If this sounds at all familiar, I have good news: there is nothing wrong with you, AND another way is possible.
Consider for a moment that the human brain is wired to always be looking out for threats. And when it finds a threat, even a little one, it’s default response is to put your body into defense mode to keep you safe. We each have a different way our bodies do this. For me, I tense my muscles, tighten my belly, and collapse my shoulders and back to get small and protect my core. For you it might be a little different. That response might have been helpful 10,000 years ago when humans had to avoid predators, but today that response more often leads us to work harder than we need to.
Fortunately, we can learn to observe when this natural response is happening and shift our attention to a more authentic way of holding our body. And we can do the same with our brain when we notice that aspect of our mind some people call “monkey mind” or “lizard brain” chattering at us as it swings from worry, to doubt, and back to worry.
The even better news is that each of us has a gentle voice of wisdom inside of us that will gladly share possibilities for acting and moving with ease.
When you observe yourself tense or slouching, take a moment to thank yourself for noticing that there could be a more easeful way to hold your body. Then move your body around in a way that feels good until you settle into a more aligned position. Seriously! Without straining, roll your shoulders and head, lengthen your spine, relax your belly, and wiggle to your heart’s content. Your body will tell you where to land.
Likewise, when you observe your monkey mind chattering at you with worries and doubts, you can “move” your attention by first considering what you’re grateful for. It can be anything! The voice that responds is your voice of wisdom. Take a moment to ask that voice, “What is the smallest, simplest action I can do right now that would produce a meaningful result?”
And do that thing! Notice what it’s like to align your actions with your voice of wisdom rather than your worries and doubts.

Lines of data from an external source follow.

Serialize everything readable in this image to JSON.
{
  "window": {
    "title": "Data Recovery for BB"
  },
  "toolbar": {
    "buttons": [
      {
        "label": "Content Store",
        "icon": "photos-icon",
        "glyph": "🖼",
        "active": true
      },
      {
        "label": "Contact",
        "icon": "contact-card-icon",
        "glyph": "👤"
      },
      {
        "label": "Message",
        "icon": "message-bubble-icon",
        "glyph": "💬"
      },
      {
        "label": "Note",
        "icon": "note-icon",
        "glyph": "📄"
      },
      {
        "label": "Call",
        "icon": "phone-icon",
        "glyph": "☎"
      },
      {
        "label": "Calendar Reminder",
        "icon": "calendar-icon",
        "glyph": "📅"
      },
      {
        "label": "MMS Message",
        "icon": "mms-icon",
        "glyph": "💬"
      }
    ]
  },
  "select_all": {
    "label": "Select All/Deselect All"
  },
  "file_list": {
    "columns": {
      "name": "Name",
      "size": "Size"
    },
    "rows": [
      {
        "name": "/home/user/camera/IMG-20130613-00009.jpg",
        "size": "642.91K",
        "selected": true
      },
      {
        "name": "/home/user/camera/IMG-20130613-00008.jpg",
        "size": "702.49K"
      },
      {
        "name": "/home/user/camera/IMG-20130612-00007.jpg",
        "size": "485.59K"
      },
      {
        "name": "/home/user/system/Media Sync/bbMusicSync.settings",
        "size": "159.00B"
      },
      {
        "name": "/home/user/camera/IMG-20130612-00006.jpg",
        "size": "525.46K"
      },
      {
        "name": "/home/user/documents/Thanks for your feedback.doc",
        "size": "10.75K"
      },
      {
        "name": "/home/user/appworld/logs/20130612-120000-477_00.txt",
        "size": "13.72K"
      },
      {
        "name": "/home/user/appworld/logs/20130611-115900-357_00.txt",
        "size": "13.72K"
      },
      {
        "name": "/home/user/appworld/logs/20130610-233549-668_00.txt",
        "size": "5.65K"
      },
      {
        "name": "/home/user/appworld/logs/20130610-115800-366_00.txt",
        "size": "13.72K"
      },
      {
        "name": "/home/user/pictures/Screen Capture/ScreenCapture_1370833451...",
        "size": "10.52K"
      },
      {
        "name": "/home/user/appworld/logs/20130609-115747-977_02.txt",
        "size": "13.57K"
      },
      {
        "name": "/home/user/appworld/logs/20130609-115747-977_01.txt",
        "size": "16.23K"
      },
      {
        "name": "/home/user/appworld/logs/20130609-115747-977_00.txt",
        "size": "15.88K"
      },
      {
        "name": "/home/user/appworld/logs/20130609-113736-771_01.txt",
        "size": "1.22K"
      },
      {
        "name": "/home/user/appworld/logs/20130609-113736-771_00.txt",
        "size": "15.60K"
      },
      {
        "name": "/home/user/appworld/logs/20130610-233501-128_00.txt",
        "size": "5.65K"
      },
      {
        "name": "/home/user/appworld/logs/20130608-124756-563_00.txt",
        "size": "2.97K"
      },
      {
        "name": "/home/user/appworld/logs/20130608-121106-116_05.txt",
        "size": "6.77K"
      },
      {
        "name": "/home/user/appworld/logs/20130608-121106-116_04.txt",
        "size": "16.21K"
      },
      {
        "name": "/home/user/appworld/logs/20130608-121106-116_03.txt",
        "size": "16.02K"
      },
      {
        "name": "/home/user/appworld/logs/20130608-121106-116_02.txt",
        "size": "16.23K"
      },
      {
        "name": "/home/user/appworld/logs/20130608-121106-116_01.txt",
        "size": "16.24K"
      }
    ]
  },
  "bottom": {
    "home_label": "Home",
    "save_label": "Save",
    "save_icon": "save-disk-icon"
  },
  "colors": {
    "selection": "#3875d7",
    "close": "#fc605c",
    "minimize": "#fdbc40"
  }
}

At first, you’ll probably notice yourself go back to your old ways of thinking and moving. I was just slouching again when I wrote that sentence. That’s normal! Acknowledge yourself for building the skill to notice when you’re out of alignment, and shift your attention to being aligned. Creating a new normal requires lots of practice and support.
Getting support could be as simple as asking a friend or loved one to let you know when they notice you holding your body out of alignment. You might also want support seeing clearly what being authentically aligned actually feels like for you.

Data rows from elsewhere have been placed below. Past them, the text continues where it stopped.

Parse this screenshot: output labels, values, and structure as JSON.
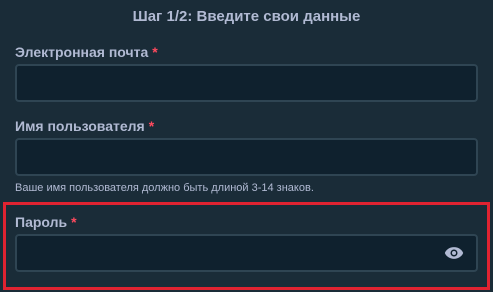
{
  "form": {
    "step_title": "Шаг 1/2: Введите свои данные",
    "required_mark": "*",
    "email": {
      "label": "Электронная почта",
      "value": ""
    },
    "username": {
      "label": "Имя пользователя",
      "value": "",
      "hint": "Ваше имя пользователя должно быть длиной 3-14 знаков."
    },
    "password": {
      "label": "Пароль",
      "value": "",
      "toggle_icon": "eye-icon"
    }
  },
  "colors": {
    "background": "#1a2c38",
    "input_background": "#0f212e",
    "input_border": "#2f4553",
    "label": "#b1bad3",
    "required": "#ff4a5e",
    "highlight": "#e02331"
  }
}
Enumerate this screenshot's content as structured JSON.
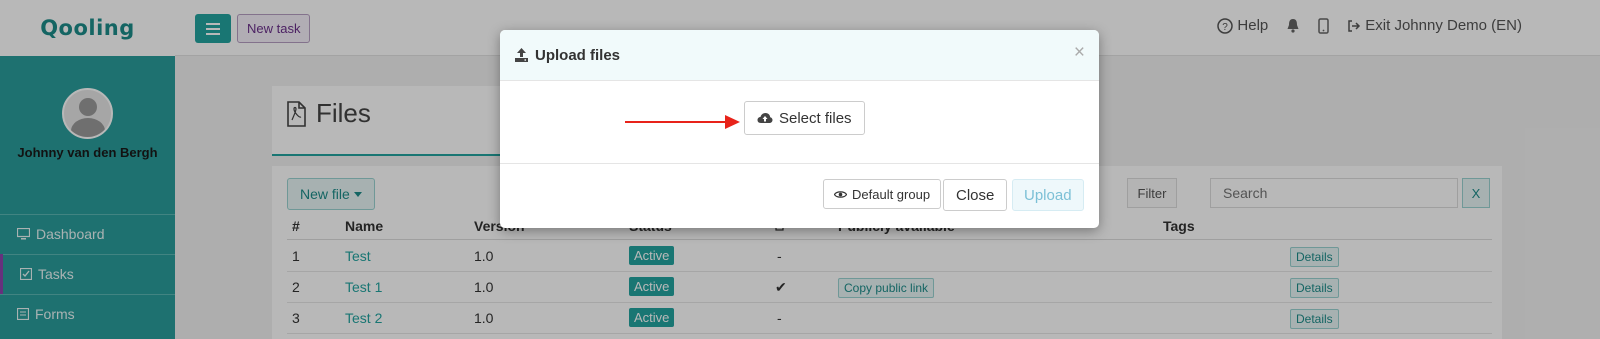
{
  "app": {
    "logo": "Qooling",
    "new_task_label": "New task",
    "help_label": "Help",
    "exit_label": "Exit Johnny Demo (EN)"
  },
  "sidebar": {
    "user_name": "Johnny van den Bergh",
    "items": [
      {
        "label": "Dashboard",
        "icon": "monitor-icon"
      },
      {
        "label": "Tasks",
        "icon": "checkbox-icon"
      },
      {
        "label": "Forms",
        "icon": "form-icon"
      }
    ]
  },
  "page": {
    "title": "Files",
    "new_file_label": "New file",
    "filter_label": "Filter",
    "search_placeholder": "Search",
    "clear_label": "X"
  },
  "table": {
    "headers": [
      "#",
      "Name",
      "Version",
      "Status",
      "Publicly available",
      "Tags"
    ],
    "rows": [
      {
        "num": "1",
        "name": "Test",
        "version": "1.0",
        "status": "Active",
        "public": "-",
        "copy": "",
        "details": "Details"
      },
      {
        "num": "2",
        "name": "Test 1",
        "version": "1.0",
        "status": "Active",
        "public": "✔",
        "copy": "Copy public link",
        "details": "Details"
      },
      {
        "num": "3",
        "name": "Test 2",
        "version": "1.0",
        "status": "Active",
        "public": "-",
        "copy": "",
        "details": "Details"
      }
    ]
  },
  "modal": {
    "title": "Upload files",
    "close_symbol": "×",
    "select_files_label": "Select files",
    "default_group_label": "Default group",
    "close_label": "Close",
    "upload_label": "Upload"
  },
  "colors": {
    "brand": "#23a4a0",
    "arrow": "#e8231a",
    "accent_purple": "#8e44ad"
  }
}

That’s why RSC has teamed up with KORU Real Wellness to create Embodying Ease for Social Changemakers, a one-day workshop on August 24th where you can learn what alignment feels like in your mind AND your body — so you can experience ease in your changemaking. Because, let’s be real, we all deserve to cultivate ease and enjoy this one precious life we have, especially while doing work to support our communities through challenging times.
We’ll spend the morning looking at practical tools for bringing ease into our changemaking work while integrating our learning through gentle yoga and stretching. In the afternoon, we’ll learn to discover alignment in our bodies through a one-hour Feldenkrais (Awareness Through Movement) session. And we’ll have a delicious vegetarian lunch with time to connect with fellow changemakers inbetween!
Learn more and register for Embodying Ease here: www.radicalsupport.org/ease
Or sign up for a discovery session with an RSC coach to discover precisely what would support you to experience more ease in your life, whether that’s enrolling in the workshop, one-on-one coaching, or something else altogether.
Consider what would become possible if everyone in your community or on your team were making a meaningful, authentic contribution with ease and joy.
We look forward to supporting you to experience that possibility!